Our office offers our patients the option of Intravenous Sedation or Dental Intravenous Anesthesia for their dental treatment. Intravenous Sedation helps you to be comfortable and calm when undergoing dental procedures. Your treatment can be completed under intravenous sedation. Intravenous sedation or “IV sedation” is designed to better enable you to undergo your dental procedures while you are very relaxed; it will enable you to tolerate as well as not remember those procedures that may be very uncomfortable for you. IV sedation will essentially help alleviate the anxiety associated with your treatment. You may not always be asleep but you will be comfortable, calm and relaxed.
If you choose the option of intravenous sedation your IV sedation/anesthesia is administered and monitored by the doctor therefore eliminating the costly expense of having your treatment carried out in an operating room or same day surgical facility. The Doctor is fully credentialed in all levels of anesthesia
How is the IV sedation administered?
A thin needle will be introduced into a vein in your arm or hand. The needle will be attached to an intravenous tube through which medication will be given to help you relax and feel comfortable. Some patients may be asleep while others will slip in and out of sleep. Some patients with medical conditions and/or on specific drug regimens may only be lightly sedated and may not sleep at all depending on the severity of medical issues.

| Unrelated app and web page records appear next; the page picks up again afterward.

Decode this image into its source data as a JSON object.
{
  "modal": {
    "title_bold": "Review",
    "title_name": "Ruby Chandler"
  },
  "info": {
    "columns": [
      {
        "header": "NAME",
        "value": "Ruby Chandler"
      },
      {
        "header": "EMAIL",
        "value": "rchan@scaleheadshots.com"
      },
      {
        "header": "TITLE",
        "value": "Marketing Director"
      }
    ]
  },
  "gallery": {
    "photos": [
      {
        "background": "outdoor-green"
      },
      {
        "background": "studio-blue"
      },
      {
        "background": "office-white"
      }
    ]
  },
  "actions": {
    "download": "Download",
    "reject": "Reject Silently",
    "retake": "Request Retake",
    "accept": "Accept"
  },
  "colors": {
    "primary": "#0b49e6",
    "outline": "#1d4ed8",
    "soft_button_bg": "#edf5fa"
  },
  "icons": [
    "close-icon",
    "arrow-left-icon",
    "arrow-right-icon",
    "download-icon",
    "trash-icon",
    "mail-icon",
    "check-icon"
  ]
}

The goal of IV sedation is to use as little medication as possible to get the treatment completed. With IV sedation a constant “drip” is maintained via the intravenous tube. At any time any time a reversal agent can be administered to reverse the effects of the medications if necessary. Along with IV sedation there are also other different “levels” of sedation available to you in our office.
Nitrous Oxide (Laughing Gas)
Nitrous Oxide is a s non irritating, colorless gas which you can breathe. Nitrous Oxide has been the primary means of sedation in dentistry for many years. Nitrous oxide is safe; the patient receives 50-70% oxygen with no less than 30% nitrous oxide. Patients are able to breathe on their own and remain in control of all bodily functions.
There are many advantages to using Nitrous Oxide
- The depth of sedation can be altered at any time to increase or decrease sedation.
- There is no after effect such as a “hangover”.
- Inhalation sedation is safe with no side effects on your heart and lungs, etc. can decrease blood pressure and pulse by decreasing anxiety.
- Inhalation sedation is very effective in minimizing gagging.
- It works rapidly as it reaches the brain within 20 seconds. In as few as 2-3 minutes its relaxation is experienced by the patient and it is completely reversible in serval minutes.
- Reasons to Not us Nitrous Oxide
- There are no major contraindicators to using nitrous oxide, People with inner ear, dizziness issues my get nauseated, and people that are claustrophobic may find mask confining.